The narrative concocted to support this ban is a sham. Vaping is not a public health crisis. Aside from a handful of deeply flawed studies that have been discredited, the accumulated evidence is becoming clearer and clearer--vaping is orders of magnitude less harmful than smoking is. And it's hardly more of a nuisance than wearing an excessive amount of perfume.
I've lived in Calgary for 5 years now, but I grew up in Vancouver. I'm consistently saying C-Train instead of SkyTrain, I know more about the Flames' prospects than the Canucks', and I love the Calgary Stampede like the summer Christmas that it is. But I still miss the coast.
The CTrain in Calgary is one of the greatest examples of electrified transport in Canada. It is overwhelmingly popular with resident. It has kick started smarter, denser development around its stations. And best of all it and the City of Calgary's operations are 100 per cent powered by renewable energy.
Study after study indicates that parents, schools and community members all have a role to play in developing caring, ethical children. But how do we do that in a way that's less about layering on the duty and obligation? How do we nurture a child's own instincts about what's needed in the world, and help them find their own unique way to give?
Calgary's creative food entrepreneurs have taken to trucks like a bento to a burrito, or naan to a taco. If you don't see the connection, read on. Whatever feeds your fancy, one thing is certain -- pound the pavement in Calgary and you're sure to turn up some satisfying street food.
You will be pleasantly surprised how many very different experiences are available to your family within a days drive.
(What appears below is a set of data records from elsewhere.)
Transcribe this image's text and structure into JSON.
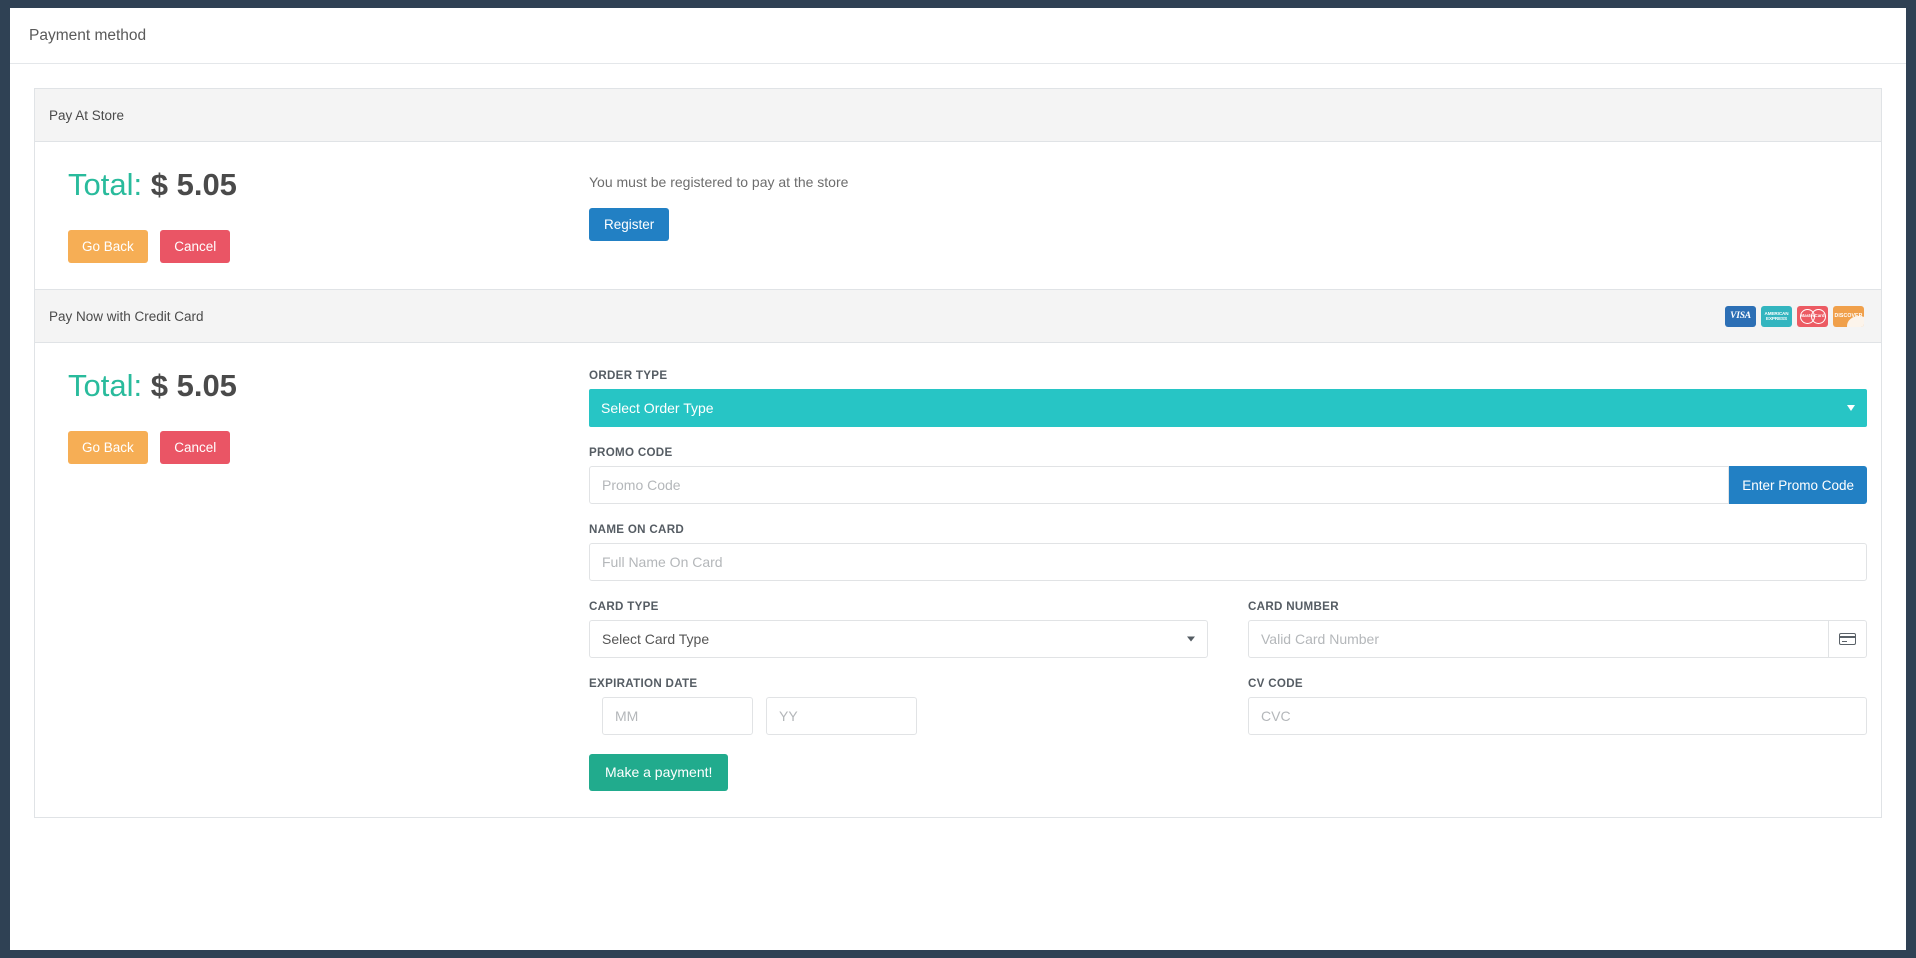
{
  "header": {
    "title": "Payment method"
  },
  "panel_store": {
    "heading": "Pay At Store",
    "total_label": "Total:",
    "total_amount": "$ 5.05",
    "go_back_label": "Go Back",
    "cancel_label": "Cancel",
    "note": "You must be registered to pay at the store",
    "register_label": "Register"
  },
  "panel_card": {
    "heading": "Pay Now with Credit Card",
    "total_label": "Total:",
    "total_amount": "$ 5.05",
    "go_back_label": "Go Back",
    "cancel_label": "Cancel",
    "card_logos": [
      {
        "name": "visa-logo",
        "text": "VISA"
      },
      {
        "name": "amex-logo",
        "text": "AMERICAN EXPRESS"
      },
      {
        "name": "mastercard-logo",
        "text": "MasterCard"
      },
      {
        "name": "discover-logo",
        "text": "DISCOVER"
      }
    ],
    "fields": {
      "order_type_label": "ORDER TYPE",
      "order_type_value": "Select Order Type",
      "promo_code_label": "PROMO CODE",
      "promo_code_value": "",
      "promo_code_placeholder": "Promo Code",
      "promo_button_label": "Enter Promo Code",
      "name_on_card_label": "NAME ON CARD",
      "name_on_card_value": "",
      "name_on_card_placeholder": "Full Name On Card",
      "card_type_label": "CARD TYPE",
      "card_type_value": "Select Card Type",
      "card_number_label": "CARD NUMBER",
      "card_number_value": "",
      "card_number_placeholder": "Valid Card Number",
      "expiration_label": "EXPIRATION DATE",
      "exp_month_value": "",
      "exp_month_placeholder": "MM",
      "exp_year_value": "",
      "exp_year_placeholder": "YY",
      "cv_code_label": "CV CODE",
      "cv_code_value": "",
      "cv_code_placeholder": "CVC"
    },
    "submit_label": "Make a payment!"
  },
  "colors": {
    "page_background": "#2f4154",
    "teal": "#27c5c5",
    "total_green": "#29bb9c",
    "blue": "#2280c4",
    "orange": "#f6ae55",
    "red": "#ea5565",
    "green": "#21ab8d"
  }
}
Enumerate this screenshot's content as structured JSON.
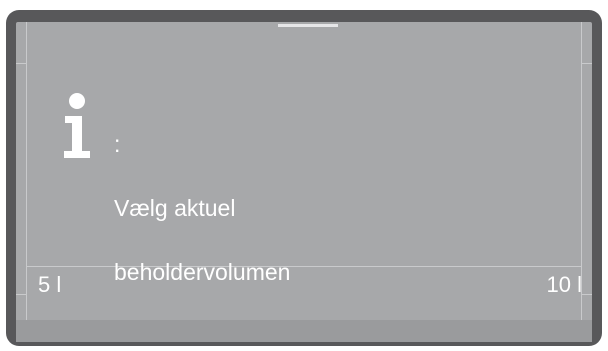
{
  "dialog": {
    "icon": "info-icon",
    "title_suffix": ":",
    "message_line1": "Vælg aktuel",
    "message_line2": "beholdervolumen"
  },
  "scale": {
    "min_label": "5 l",
    "max_label": "10 l"
  },
  "colors": {
    "bezel": "#58585a",
    "screen": "#a7a8aa",
    "text": "#ffffff"
  }
}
Alberta isn't JUST about visiting the mountains!
There is no doubt that the energy markets are difficult to forecast, and declining oil prices in conjunction with the prospect of job losses are scary, but it appears many new home builders don't think the housing market will be down for long.
A thousand-mile journey may seem daunting for many of us, but the mores of our society encourage people, young and old, to be independent and stand on their own two feet. With the help of the Abelsons' latest book, Resolving Plantar Fasciitis, more people will be able to not only do so, but also to begin on their own individual and rewarding pain-free journeys.
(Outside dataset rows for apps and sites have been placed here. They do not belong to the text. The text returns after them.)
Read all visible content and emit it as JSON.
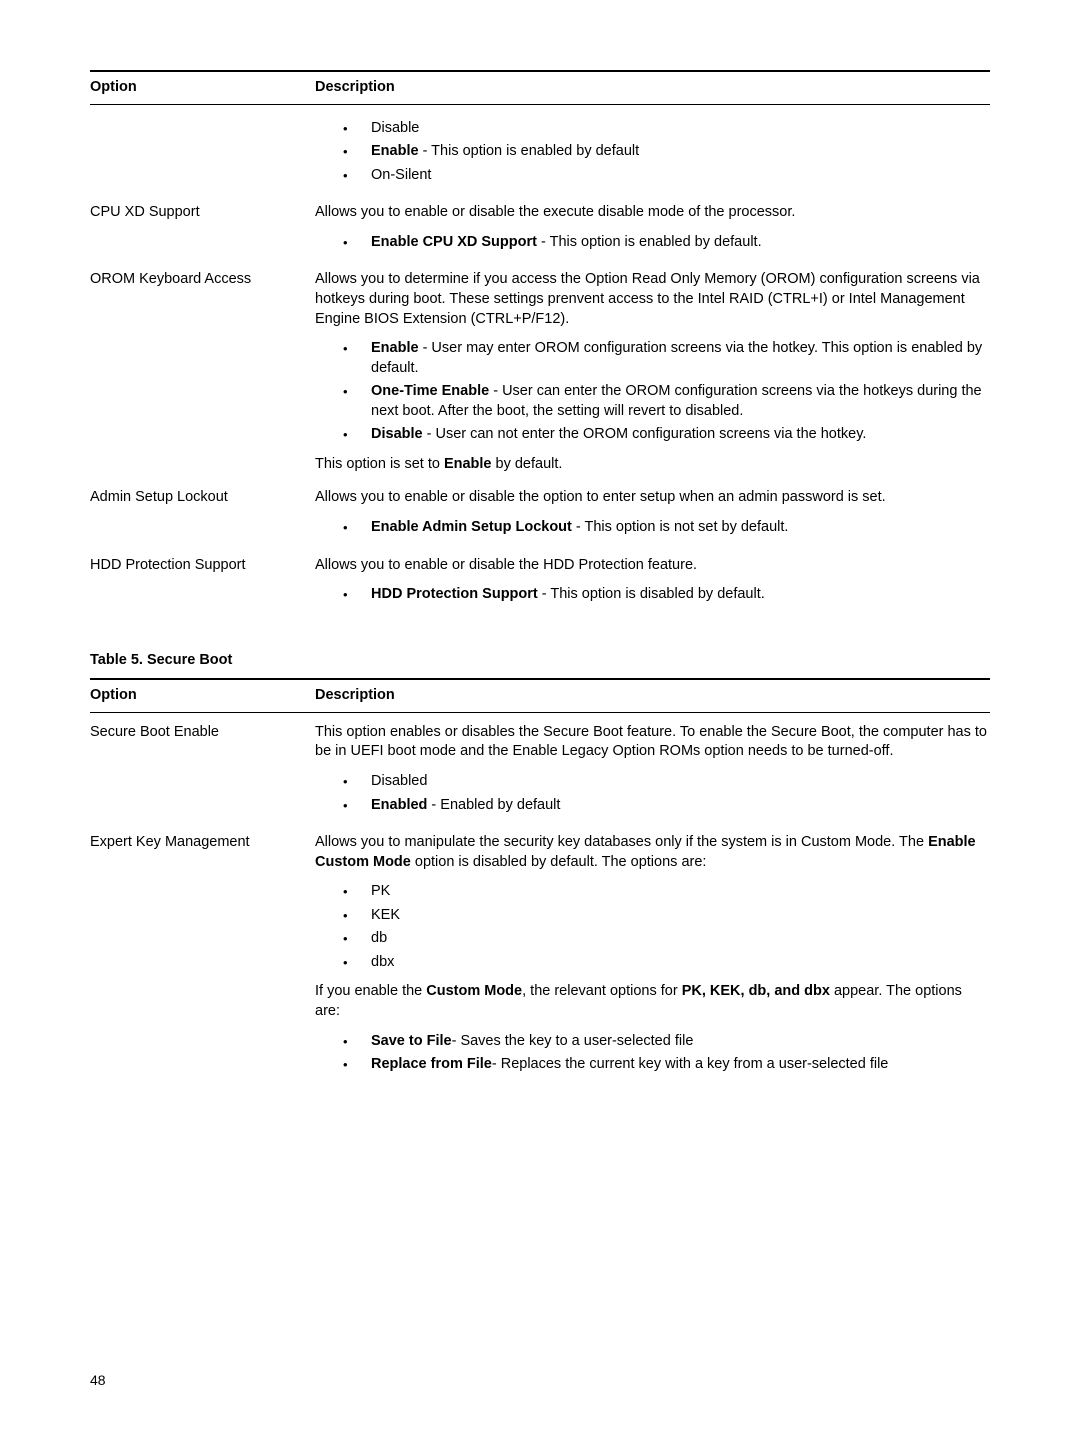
{
  "table1": {
    "headers": {
      "option": "Option",
      "description": "Description"
    },
    "rows": {
      "r0": {
        "items": {
          "i0": "Disable",
          "i1b": "Enable",
          "i1r": " - This option is enabled by default",
          "i2": "On-Silent"
        }
      },
      "cpu_xd": {
        "option": "CPU XD Support",
        "p1": "Allows you to enable or disable the execute disable mode of the processor.",
        "b0b": "Enable CPU XD Support",
        "b0r": " - This option is enabled by default."
      },
      "orom": {
        "option": "OROM Keyboard Access",
        "p1": "Allows you to determine if you access the Option Read Only Memory (OROM) configuration screens via hotkeys during boot. These settings prenvent access to the Intel RAID (CTRL+I) or Intel Management Engine BIOS Extension (CTRL+P/F12).",
        "b0b": "Enable",
        "b0r": " - User may enter OROM configuration screens via the hotkey. This option is enabled by default.",
        "b1b": "One-Time Enable",
        "b1r": " - User can enter the OROM configuration screens via the hotkeys during the next boot. After the boot, the setting will revert to disabled.",
        "b2b": "Disable",
        "b2r": " - User can not enter the OROM configuration screens via the hotkey.",
        "p2a": "This option is set to ",
        "p2b": "Enable",
        "p2c": " by default."
      },
      "admin": {
        "option": "Admin Setup Lockout",
        "p1": "Allows you to enable or disable the option to enter setup when an admin password is set.",
        "b0b": "Enable Admin Setup Lockout",
        "b0r": " - This option is not set by default."
      },
      "hdd": {
        "option": "HDD Protection Support",
        "p1": "Allows you to enable or disable the HDD Protection feature.",
        "b0b": "HDD Protection Support",
        "b0r": " - This option is disabled by default."
      }
    }
  },
  "table2": {
    "caption": "Table 5. Secure Boot",
    "headers": {
      "option": "Option",
      "description": "Description"
    },
    "rows": {
      "sbe": {
        "option": "Secure Boot Enable",
        "p1": "This option enables or disables the Secure Boot feature. To enable the Secure Boot, the computer has to be in UEFI boot mode and the Enable Legacy Option ROMs option needs to be turned-off.",
        "b0": "Disabled",
        "b1b": "Enabled",
        "b1r": " - Enabled by default"
      },
      "ekm": {
        "option": "Expert Key Management",
        "p1a": "Allows you to manipulate the security key databases only if the system is in Custom Mode. The ",
        "p1b": "Enable Custom Mode",
        "p1c": " option is disabled by default. The options are:",
        "b0": "PK",
        "b1": "KEK",
        "b2": "db",
        "b3": "dbx",
        "p2a": "If you enable the ",
        "p2b": "Custom Mode",
        "p2c": ", the relevant options for ",
        "p2d": "PK, KEK, db, and dbx",
        "p2e": " appear. The options are:",
        "c0b": "Save to File",
        "c0r": "- Saves the key to a user-selected file",
        "c1b": "Replace from File",
        "c1r": "- Replaces the current key with a key from a user-selected file"
      }
    }
  },
  "page_number": "48"
}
Float tanks are popping up across the country with people raving about their meditative effects, so they can't be that bad. And besides, it's not going to kill me. Will it?
Travellers looking to stretch their dollar should consider visiting Calgary this year, where cost of living, home prices and travel is slightly more affordable than Toronto. Home to numerous things to do, a thriving culinary scene and ideal location near the mountains, Calgary is a perfect destination for a summer vacation this year.